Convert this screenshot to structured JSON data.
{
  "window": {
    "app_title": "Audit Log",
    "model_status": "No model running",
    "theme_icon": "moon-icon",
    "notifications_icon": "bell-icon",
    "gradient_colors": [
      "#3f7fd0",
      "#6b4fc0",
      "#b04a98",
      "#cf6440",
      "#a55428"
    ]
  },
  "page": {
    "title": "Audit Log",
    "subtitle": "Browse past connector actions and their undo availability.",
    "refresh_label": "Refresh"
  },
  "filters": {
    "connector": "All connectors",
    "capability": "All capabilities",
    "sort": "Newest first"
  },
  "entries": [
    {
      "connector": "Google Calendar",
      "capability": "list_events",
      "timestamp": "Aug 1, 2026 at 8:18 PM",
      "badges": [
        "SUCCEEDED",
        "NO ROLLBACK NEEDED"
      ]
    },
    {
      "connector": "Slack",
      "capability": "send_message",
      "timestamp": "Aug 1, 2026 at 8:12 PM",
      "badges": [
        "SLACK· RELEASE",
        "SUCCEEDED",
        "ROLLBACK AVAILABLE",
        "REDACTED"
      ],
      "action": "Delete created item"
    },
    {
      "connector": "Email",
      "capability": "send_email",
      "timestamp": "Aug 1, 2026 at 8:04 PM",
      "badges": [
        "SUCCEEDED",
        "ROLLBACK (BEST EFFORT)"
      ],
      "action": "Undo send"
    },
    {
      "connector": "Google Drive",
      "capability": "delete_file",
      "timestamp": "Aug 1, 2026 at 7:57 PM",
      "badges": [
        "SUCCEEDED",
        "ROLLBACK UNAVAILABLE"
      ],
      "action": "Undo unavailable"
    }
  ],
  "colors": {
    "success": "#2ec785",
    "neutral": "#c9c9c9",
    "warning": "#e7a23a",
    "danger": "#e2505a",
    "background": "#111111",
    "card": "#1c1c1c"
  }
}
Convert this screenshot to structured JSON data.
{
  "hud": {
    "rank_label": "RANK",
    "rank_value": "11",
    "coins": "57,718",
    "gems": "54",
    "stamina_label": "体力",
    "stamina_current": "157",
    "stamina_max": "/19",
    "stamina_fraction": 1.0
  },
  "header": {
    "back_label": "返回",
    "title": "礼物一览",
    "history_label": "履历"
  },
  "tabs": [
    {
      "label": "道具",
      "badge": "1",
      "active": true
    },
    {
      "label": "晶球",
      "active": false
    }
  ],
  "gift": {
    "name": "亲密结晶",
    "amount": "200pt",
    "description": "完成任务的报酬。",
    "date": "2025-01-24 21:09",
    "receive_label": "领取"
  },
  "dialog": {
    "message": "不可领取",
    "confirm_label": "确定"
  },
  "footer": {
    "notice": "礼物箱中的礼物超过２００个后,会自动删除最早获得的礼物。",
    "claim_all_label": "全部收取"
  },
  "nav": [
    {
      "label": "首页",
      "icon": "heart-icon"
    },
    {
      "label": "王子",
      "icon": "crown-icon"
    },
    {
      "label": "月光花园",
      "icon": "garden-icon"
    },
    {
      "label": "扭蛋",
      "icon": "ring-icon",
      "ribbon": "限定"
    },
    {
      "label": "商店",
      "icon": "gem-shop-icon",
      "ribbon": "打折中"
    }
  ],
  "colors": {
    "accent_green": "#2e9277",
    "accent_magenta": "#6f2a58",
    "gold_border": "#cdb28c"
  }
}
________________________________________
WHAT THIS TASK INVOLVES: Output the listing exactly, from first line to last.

EXERCISE OUTPUT:
Convert this screenshot to structured JSON data.
{
  "window": {
    "app_title": "Audit Log",
    "model_status": "No model running",
    "theme_icon": "moon-icon",
    "notifications_icon": "bell-icon",
    "gradient_colors": [
      "#3f7fd0",
      "#6b4fc0",
      "#b04a98",
      "#cf6440",
      "#a55428"
    ]
  },
  "page": {
    "title": "Audit Log",
    "subtitle": "Browse past connector actions and their undo availability.",
    "refresh_label": "Refresh"
  },
  "filters": {
    "connector": "All connectors",
    "capability": "All capabilities",
    "sort": "Newest first"
  },
  "entries": [
    {
      "connector": "Google Calendar",
      "capability": "list_events",
      "timestamp": "Aug 1, 2026 at 8:18 PM",
      "badges": [
        "SUCCEEDED",
        "NO ROLLBACK NEEDED"
      ]
    },
    {
      "connector": "Slack",
      "capability": "send_message",
      "timestamp": "Aug 1, 2026 at 8:12 PM",
      "badges": [
        "SLACK· RELEASE",
        "SUCCEEDED",
        "ROLLBACK AVAILABLE",
        "REDACTED"
      ],
      "action": "Delete created item"
    },
    {
      "connector": "Email",
      "capability": "send_email",
      "timestamp": "Aug 1, 2026 at 8:04 PM",
      "badges": [
        "SUCCEEDED",
        "ROLLBACK (BEST EFFORT)"
      ],
      "action": "Undo send"
    },
    {
      "connector": "Google Drive",
      "capability": "delete_file",
      "timestamp": "Aug 1, 2026 at 7:57 PM",
      "badges": [
        "SUCCEEDED",
        "ROLLBACK UNAVAILABLE"
      ],
      "action": "Undo unavailable"
    }
  ],
  "colors": {
    "success": "#2ec785",
    "neutral": "#c9c9c9",
    "warning": "#e7a23a",
    "danger": "#e2505a",
    "background": "#111111",
    "card": "#1c1c1c"
  }
}
Convert this screenshot to structured JSON data.
{
  "hud": {
    "rank_label": "RANK",
    "rank_value": "11",
    "coins": "57,718",
    "gems": "54",
    "stamina_label": "体力",
    "stamina_current": "157",
    "stamina_max": "/19",
    "stamina_fraction": 1.0
  },
  "header": {
    "back_label": "返回",
    "title": "礼物一览",
    "history_label": "履历"
  },
  "tabs": [
    {
      "label": "道具",
      "badge": "1",
      "active": true
    },
    {
      "label": "晶球",
      "active": false
    }
  ],
  "gift": {
    "name": "亲密结晶",
    "amount": "200pt",
    "description": "完成任务的报酬。",
    "date": "2025-01-24 21:09",
    "receive_label": "领取"
  },
  "dialog": {
    "message": "不可领取",
    "confirm_label": "确定"
  },
  "footer": {
    "notice": "礼物箱中的礼物超过２００个后,会自动删除最早获得的礼物。",
    "claim_all_label": "全部收取"
  },
  "nav": [
    {
      "label": "首页",
      "icon": "heart-icon"
    },
    {
      "label": "王子",
      "icon": "crown-icon"
    },
    {
      "label": "月光花园",
      "icon": "garden-icon"
    },
    {
      "label": "扭蛋",
      "icon": "ring-icon",
      "ribbon": "限定"
    },
    {
      "label": "商店",
      "icon": "gem-shop-icon",
      "ribbon": "打折中"
    }
  ],
  "colors": {
    "accent_green": "#2e9277",
    "accent_magenta": "#6f2a58",
    "gold_border": "#cdb28c"
  }
}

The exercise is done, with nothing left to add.